Here he is a rabbi, fending off a clay Golem as an oblivious, even bored, naked woman reclines in bed. We can guess the identity of Criswell's models, we might suspect some private mythology is at work, we might devise our own narrative to fit the crime.

Across town, at Cantrell Gallery, another Criswell wanders sheepishly through a forest of female-torsoed trees (In the Forest of the Dryads from 1998) while a puckish lizard looks on from the foreground.

Given the nature of the artist's work and the decidedly non-narcissistic obsession with self that permeates it, we might conclude that even this grace note, this unanthropomorphized detail might represent yet another kind of Criswell.


Man in a Yellow Shirt, 2002, oil on linen,
24 x 18 inches






 The Question, 1991, oil on linen, 36 x 43 inches






































Golem, 1997, oil & beeswax on plywood, 36 x 48 inches


In the Forest of the Dryads,
1998, oil & beeswax on plywood, 48 x 32 inches (detail)

  (In the catalog accompanying the Arts Center show, critic Peter Frank makes the connection between Criswell and fellow "anxious realist" Donald Roller Wilson, he of the mad partydressed apes).

It is difficult to say; the artist is everywhere, grinning and grimacing, furtive in the shadows. If you catch him maybe he'll give up his secret. Or maybe you should just see.

Full disclosure: Philip Martin owns a Warren Criswell painting -
Crow Unmasked - and hopes to acquire a couple more.

E-mail : philip_martin@adg.ardemgaz.com
Sunday at Yogi's, 1979, watercolor,
24 x 36 inches
The Navigator, 1987, pastel on paper,
30 x 40 inches (collection Arkansas Arts Center)

 This story was published Sunday, June 15, 2003.
Copyright and permissions:
Copyright © 2003, Arkansas Democrat-Gazette, Inc. All rights reserved.
This document may not be reprinted without the express written permission of Arkansas Democrat-Gazette, Inc.

Crow Unmasked, 1991, pastel & oil on linen, 27 x 48 inches.
Collection of Philip & Karen Martin

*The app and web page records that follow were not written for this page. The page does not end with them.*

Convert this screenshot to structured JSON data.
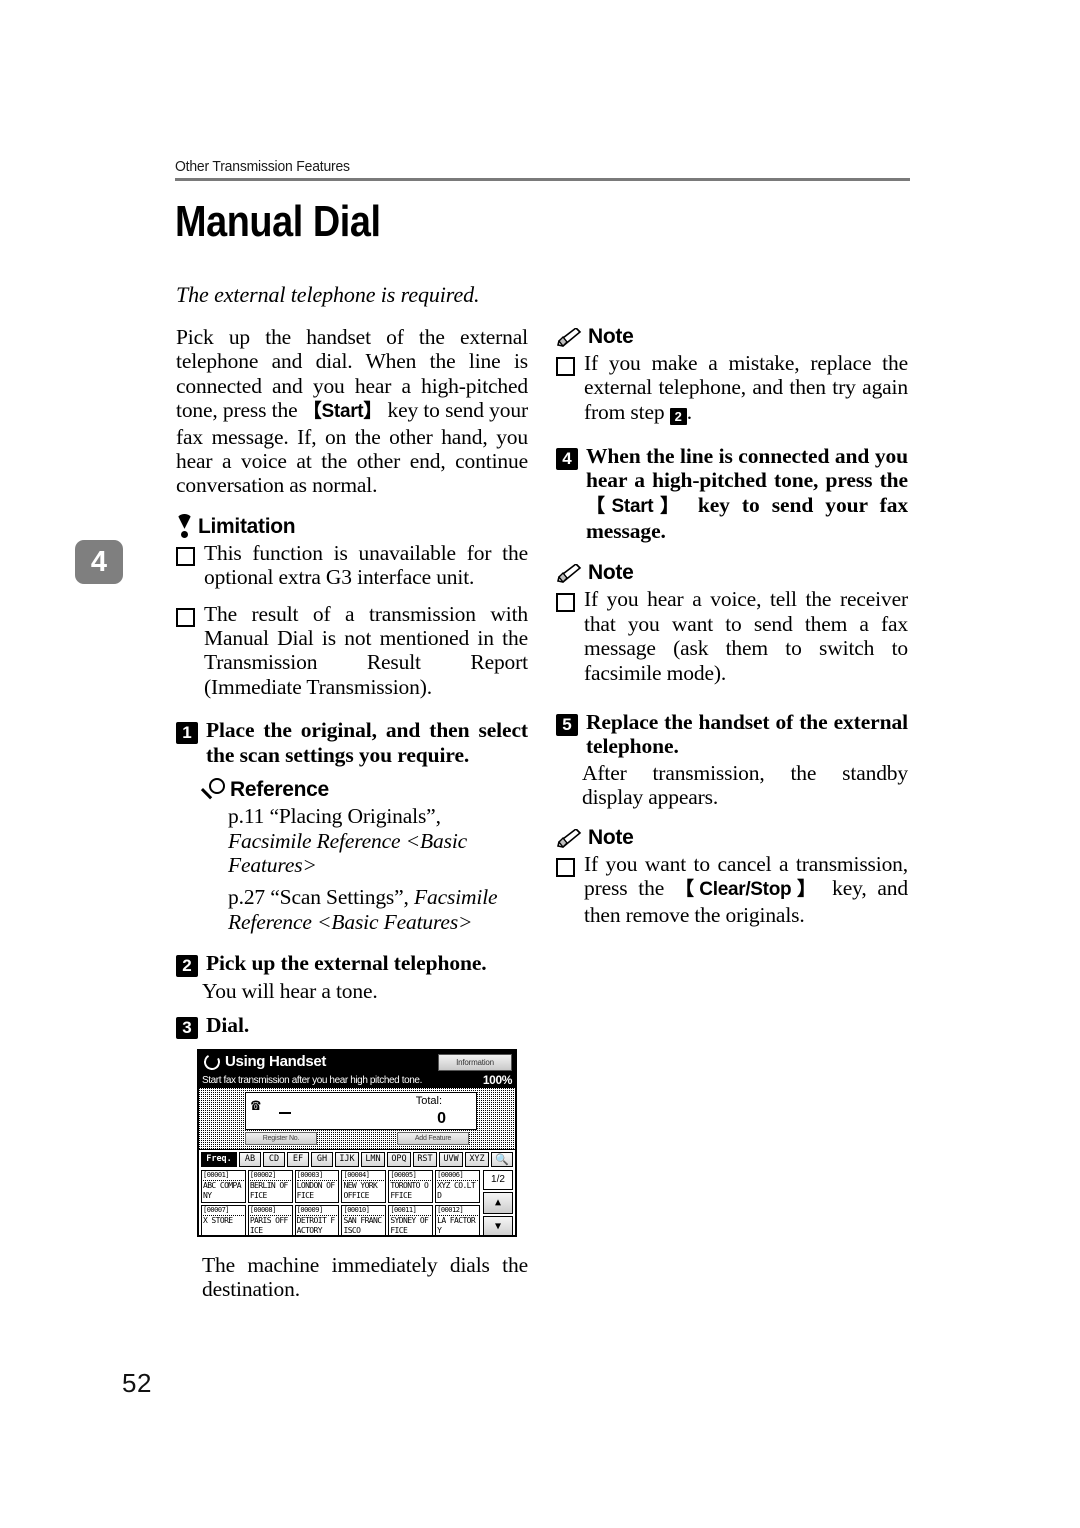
{
  "page": {
    "running_header": "Other Transmission Features",
    "title": "Manual Dial",
    "intro_italic": "The external telephone is required.",
    "chapter_tab": "4",
    "folio": "52"
  },
  "left_column": {
    "intro_paragraph_1": "Pick up the handset of the external telephone and dial. When the line is connected and you hear a high-pitched tone, press the ",
    "intro_keycap": "【Start】",
    "intro_paragraph_2": " key to send your fax message. If, on the other hand, you hear a voice at the other end, continue conversation as normal.",
    "limitation_head": "Limitation",
    "limitation_items": [
      "This function is unavailable for the optional extra G3 interface unit.",
      "The result of a transmission with Manual Dial is not mentioned in the Transmission Result Report (Immediate Transmission)."
    ],
    "step1_num": "A",
    "step1_text": "Place the original, and then select the scan settings you require.",
    "reference_head": "Reference",
    "reference_items": [
      {
        "roman": "p.11 “Placing Originals”, ",
        "italic": "Facsimile Reference <Basic Features>"
      },
      {
        "roman": "p.27 “Scan Settings”, ",
        "italic": "Facsimile Reference <Basic Features>"
      }
    ],
    "step2_num": "B",
    "step2_text": "Pick up the external telephone.",
    "step2_body": "You will hear a tone.",
    "step3_num": "C",
    "step3_text": "Dial.",
    "step3_body": "The machine immediately dials the destination."
  },
  "right_column": {
    "note1_head": "Note",
    "note1_text_a": "If you make a mistake, replace the external telephone, and then try again from step ",
    "note1_step_ref": "B",
    "note1_text_b": ".",
    "step4_num": "D",
    "step4_text_a": "When the line is connected and you hear a high-pitched tone, press the ",
    "step4_keycap": "【Start】",
    "step4_text_b": " key to send your fax message.",
    "note2_head": "Note",
    "note2_text": "If you hear a voice, tell the receiver that you want to send them a fax message (ask them to switch to facsimile mode).",
    "step5_num": "E",
    "step5_text": "Replace the handset of the external telephone.",
    "step5_body": "After transmission, the standby display appears.",
    "note3_head": "Note",
    "note3_text_a": "If you want to cancel a transmission, press the ",
    "note3_keycap": "【Clear/Stop】",
    "note3_text_b": " key, and then remove the originals."
  },
  "lcd": {
    "title": "Using Handset",
    "information_button": "Information",
    "status_message": "Start fax transmission after you hear high pitched tone.",
    "zoom_level": "100%",
    "destination_value": "",
    "total_label": "Total:",
    "total_value": "0",
    "sub_buttons": [
      "Register No.",
      "Add Feature"
    ],
    "alpha_tabs": [
      "Freq.",
      "AB",
      "CD",
      "EF",
      "GH",
      "IJK",
      "LMN",
      "OPQ",
      "RST",
      "UVW",
      "XYZ"
    ],
    "search_icon": "search-icon",
    "page_indicator": "1/2",
    "scroll_up": "▲",
    "scroll_down": "▼",
    "entries": [
      {
        "id": "[00001]",
        "name": "ABC COMPANY"
      },
      {
        "id": "[00002]",
        "name": "BERLIN OFFICE"
      },
      {
        "id": "[00003]",
        "name": "LONDON OFFICE"
      },
      {
        "id": "[00004]",
        "name": "NEW YORK OFFICE"
      },
      {
        "id": "[00005]",
        "name": "TORONTO OFFICE"
      },
      {
        "id": "[00006]",
        "name": "XYZ CO.LTD"
      },
      {
        "id": "[00007]",
        "name": "X STORE"
      },
      {
        "id": "[00008]",
        "name": "PARIS OFFICE"
      },
      {
        "id": "[00009]",
        "name": "DETROIT FACTORY"
      },
      {
        "id": "[00010]",
        "name": "SAN FRANCISCO"
      },
      {
        "id": "[00011]",
        "name": "SYDNEY OFFICE"
      },
      {
        "id": "[00012]",
        "name": "LA FACTORY"
      }
    ]
  },
  "colors": {
    "chapter_tab_bg": "#7f7f7f",
    "rule": "#7a7a7a",
    "ink": "#000000"
  }
}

Contact Warren Criswell

Warren Criswell Homepage

All images and text on this Web site
Copyright © 2004-2015 by Warren Criswell